(Interface dataset entries)
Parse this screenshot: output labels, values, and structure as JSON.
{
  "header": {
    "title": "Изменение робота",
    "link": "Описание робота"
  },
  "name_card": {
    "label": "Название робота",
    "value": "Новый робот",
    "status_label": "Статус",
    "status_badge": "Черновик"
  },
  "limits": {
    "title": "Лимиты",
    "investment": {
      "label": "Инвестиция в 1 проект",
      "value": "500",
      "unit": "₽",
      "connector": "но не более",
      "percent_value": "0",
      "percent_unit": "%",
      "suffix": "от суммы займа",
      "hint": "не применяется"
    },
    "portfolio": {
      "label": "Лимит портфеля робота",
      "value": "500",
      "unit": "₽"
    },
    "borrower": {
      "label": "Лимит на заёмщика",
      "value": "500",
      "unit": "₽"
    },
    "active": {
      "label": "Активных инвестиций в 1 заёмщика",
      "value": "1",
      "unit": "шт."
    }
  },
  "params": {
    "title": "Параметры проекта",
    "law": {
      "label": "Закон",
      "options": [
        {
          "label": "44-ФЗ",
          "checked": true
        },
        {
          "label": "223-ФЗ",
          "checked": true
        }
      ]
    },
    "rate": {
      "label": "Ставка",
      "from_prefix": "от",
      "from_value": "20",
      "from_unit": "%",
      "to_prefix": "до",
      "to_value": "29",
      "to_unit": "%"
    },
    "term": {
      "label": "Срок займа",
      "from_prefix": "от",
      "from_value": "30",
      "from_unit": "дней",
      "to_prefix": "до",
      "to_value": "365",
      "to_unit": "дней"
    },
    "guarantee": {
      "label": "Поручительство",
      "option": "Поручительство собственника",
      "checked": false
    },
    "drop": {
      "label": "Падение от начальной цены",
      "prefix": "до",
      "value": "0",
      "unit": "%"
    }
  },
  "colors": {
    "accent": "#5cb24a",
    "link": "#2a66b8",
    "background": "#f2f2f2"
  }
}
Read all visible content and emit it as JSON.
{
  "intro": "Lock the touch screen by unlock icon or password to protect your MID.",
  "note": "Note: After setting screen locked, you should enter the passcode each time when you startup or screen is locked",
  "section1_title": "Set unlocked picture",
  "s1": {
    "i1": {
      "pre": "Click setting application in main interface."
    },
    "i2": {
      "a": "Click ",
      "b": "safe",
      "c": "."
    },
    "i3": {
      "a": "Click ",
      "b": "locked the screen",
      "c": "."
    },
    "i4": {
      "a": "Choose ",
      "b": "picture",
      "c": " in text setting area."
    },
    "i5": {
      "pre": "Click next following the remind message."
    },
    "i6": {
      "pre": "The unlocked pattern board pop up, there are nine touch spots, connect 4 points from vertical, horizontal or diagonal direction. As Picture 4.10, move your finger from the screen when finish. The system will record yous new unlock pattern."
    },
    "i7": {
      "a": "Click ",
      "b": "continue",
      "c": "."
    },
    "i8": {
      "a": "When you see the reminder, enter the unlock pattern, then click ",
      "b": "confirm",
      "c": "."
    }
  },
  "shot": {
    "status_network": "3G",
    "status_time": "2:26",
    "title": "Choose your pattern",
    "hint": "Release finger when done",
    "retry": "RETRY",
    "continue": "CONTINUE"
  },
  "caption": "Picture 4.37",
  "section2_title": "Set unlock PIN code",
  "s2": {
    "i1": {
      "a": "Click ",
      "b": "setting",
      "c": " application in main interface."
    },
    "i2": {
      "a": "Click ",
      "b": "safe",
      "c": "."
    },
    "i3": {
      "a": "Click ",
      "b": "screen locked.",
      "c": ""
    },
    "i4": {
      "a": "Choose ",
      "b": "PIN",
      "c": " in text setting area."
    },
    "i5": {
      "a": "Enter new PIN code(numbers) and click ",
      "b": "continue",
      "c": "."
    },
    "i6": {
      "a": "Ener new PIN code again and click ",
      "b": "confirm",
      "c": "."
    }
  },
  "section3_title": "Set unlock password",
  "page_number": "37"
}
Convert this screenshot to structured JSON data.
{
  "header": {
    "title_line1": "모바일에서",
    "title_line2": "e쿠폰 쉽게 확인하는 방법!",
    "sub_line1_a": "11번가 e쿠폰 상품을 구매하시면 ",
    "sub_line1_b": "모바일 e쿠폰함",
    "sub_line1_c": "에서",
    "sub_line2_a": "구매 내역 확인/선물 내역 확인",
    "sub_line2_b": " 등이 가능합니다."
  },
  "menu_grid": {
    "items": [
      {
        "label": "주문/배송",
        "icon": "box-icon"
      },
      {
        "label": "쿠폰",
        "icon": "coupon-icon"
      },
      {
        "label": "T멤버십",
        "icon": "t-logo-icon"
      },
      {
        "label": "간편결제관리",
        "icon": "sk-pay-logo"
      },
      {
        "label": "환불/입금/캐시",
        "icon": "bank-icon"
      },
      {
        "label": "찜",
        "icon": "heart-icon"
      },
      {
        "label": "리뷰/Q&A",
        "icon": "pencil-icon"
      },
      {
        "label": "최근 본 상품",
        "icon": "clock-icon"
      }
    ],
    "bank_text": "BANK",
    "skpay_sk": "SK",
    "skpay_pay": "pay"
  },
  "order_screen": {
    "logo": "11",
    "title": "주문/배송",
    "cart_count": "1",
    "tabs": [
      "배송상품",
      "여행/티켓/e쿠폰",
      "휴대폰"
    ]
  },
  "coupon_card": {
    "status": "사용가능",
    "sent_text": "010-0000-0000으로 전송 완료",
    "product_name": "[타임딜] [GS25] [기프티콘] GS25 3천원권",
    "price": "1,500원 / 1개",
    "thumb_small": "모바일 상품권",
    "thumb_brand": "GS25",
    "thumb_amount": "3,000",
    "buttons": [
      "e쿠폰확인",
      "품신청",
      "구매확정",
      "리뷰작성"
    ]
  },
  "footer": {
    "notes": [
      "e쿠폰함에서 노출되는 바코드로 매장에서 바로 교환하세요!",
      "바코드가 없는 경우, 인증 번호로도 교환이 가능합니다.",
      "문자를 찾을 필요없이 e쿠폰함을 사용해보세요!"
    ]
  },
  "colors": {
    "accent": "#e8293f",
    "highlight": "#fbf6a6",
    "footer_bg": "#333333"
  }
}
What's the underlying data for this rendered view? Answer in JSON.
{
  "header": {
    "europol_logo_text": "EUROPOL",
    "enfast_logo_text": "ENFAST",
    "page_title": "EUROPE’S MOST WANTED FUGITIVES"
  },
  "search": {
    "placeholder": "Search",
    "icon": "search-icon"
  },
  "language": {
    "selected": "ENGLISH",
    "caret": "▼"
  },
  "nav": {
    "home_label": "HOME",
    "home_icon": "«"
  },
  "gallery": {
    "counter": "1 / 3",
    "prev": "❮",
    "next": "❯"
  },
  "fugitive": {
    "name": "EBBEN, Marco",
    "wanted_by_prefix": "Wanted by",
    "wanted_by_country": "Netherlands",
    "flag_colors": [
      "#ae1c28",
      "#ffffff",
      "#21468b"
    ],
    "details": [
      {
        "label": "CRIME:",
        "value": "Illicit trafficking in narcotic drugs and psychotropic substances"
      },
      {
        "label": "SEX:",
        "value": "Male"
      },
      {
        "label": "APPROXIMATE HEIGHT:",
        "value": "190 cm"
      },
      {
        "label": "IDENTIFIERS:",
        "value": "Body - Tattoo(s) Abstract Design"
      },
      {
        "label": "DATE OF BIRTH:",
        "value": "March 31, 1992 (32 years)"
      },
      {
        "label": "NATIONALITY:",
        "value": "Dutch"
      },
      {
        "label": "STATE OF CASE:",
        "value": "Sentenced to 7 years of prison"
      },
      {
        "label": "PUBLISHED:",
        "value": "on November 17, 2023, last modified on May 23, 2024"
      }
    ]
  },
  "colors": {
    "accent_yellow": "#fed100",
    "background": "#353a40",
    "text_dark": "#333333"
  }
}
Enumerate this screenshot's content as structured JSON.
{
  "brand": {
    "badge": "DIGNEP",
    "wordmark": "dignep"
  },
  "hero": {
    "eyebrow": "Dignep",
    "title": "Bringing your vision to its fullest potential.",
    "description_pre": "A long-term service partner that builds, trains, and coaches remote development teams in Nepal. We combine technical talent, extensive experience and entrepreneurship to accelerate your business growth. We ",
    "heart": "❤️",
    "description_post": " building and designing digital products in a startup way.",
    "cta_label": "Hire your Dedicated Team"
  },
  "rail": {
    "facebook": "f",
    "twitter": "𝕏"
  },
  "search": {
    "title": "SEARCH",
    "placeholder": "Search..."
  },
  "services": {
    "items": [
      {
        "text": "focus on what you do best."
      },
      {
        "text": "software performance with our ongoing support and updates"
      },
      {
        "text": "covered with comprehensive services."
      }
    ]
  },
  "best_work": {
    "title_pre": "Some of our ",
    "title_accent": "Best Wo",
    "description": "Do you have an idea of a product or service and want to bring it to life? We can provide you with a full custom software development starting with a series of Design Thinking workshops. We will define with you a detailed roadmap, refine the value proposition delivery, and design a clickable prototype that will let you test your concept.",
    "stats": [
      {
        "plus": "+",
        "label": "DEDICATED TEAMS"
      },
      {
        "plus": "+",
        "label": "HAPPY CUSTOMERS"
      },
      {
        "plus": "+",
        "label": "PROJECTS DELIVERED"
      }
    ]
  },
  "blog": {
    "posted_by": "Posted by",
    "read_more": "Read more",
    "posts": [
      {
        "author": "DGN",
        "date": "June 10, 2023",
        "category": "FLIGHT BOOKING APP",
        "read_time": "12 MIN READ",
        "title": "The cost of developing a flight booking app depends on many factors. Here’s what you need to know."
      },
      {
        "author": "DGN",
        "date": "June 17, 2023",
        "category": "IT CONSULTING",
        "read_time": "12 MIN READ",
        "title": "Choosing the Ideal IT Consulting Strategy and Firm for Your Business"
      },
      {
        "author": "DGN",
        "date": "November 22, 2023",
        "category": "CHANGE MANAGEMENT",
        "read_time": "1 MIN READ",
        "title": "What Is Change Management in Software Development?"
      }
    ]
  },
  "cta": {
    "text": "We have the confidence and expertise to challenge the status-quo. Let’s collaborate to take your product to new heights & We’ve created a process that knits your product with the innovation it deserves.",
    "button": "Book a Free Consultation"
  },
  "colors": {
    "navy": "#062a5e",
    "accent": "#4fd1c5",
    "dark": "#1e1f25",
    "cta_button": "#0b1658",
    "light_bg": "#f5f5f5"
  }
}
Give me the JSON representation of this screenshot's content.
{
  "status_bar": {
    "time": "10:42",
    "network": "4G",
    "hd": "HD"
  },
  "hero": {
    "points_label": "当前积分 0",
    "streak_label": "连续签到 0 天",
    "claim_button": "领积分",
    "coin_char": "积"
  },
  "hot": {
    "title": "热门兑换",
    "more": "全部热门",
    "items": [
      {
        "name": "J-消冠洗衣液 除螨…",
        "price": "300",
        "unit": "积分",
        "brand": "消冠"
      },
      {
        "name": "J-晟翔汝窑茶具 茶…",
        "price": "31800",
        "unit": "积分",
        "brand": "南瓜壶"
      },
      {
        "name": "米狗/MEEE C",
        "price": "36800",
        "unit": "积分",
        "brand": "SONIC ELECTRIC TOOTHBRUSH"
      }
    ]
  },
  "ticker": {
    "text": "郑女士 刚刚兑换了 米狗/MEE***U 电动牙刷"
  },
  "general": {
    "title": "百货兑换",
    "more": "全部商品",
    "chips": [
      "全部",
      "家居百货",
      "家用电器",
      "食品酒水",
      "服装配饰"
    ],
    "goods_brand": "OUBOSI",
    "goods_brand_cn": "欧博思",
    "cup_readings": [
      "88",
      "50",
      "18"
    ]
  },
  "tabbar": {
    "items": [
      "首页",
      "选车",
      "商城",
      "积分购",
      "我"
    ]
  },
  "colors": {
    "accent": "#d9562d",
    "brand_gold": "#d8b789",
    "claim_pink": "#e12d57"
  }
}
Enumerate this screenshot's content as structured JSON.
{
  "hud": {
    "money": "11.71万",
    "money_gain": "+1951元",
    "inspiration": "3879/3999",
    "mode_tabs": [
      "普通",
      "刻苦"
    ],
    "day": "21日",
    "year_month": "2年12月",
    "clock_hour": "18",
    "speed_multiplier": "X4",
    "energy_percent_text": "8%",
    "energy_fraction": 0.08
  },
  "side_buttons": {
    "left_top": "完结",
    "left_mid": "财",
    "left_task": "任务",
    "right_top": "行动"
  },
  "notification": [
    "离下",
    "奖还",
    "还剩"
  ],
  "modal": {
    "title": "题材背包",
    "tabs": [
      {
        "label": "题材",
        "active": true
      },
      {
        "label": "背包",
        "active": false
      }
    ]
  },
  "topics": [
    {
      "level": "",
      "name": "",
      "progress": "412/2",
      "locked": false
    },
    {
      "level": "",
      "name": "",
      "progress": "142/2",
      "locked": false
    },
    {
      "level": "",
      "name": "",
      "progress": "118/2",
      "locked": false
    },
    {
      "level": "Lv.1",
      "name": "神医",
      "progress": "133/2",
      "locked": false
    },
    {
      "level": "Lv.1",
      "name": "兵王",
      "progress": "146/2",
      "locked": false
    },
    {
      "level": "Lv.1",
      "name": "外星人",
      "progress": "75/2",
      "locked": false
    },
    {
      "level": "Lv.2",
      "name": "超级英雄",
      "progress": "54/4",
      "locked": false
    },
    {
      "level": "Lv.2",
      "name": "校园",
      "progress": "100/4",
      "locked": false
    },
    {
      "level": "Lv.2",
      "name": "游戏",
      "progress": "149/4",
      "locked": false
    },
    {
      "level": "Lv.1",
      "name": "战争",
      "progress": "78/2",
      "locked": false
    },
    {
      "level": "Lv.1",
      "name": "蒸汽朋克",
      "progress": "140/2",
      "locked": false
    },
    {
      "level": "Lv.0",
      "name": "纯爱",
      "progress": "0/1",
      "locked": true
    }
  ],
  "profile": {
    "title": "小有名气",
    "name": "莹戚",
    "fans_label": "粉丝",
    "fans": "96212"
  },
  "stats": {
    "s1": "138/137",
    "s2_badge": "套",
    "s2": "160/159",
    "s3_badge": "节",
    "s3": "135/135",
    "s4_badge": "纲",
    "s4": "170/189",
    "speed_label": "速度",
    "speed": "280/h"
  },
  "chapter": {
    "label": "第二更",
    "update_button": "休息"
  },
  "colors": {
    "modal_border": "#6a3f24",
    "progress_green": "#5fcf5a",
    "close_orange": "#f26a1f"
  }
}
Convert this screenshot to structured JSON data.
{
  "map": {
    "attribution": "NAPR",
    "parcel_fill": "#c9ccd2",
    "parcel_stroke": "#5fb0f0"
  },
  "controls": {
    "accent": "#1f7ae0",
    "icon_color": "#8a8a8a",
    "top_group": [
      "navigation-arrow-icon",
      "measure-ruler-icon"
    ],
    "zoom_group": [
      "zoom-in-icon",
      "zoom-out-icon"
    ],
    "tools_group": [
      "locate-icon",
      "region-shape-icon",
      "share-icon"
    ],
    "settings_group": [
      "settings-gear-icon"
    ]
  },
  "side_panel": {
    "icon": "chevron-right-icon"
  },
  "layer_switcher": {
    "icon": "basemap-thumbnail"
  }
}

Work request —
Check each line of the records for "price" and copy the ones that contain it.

Task answer —
    "price": "1,500원 / 1개",
        "price": "300",
        "price": "31800",
        "price": "36800",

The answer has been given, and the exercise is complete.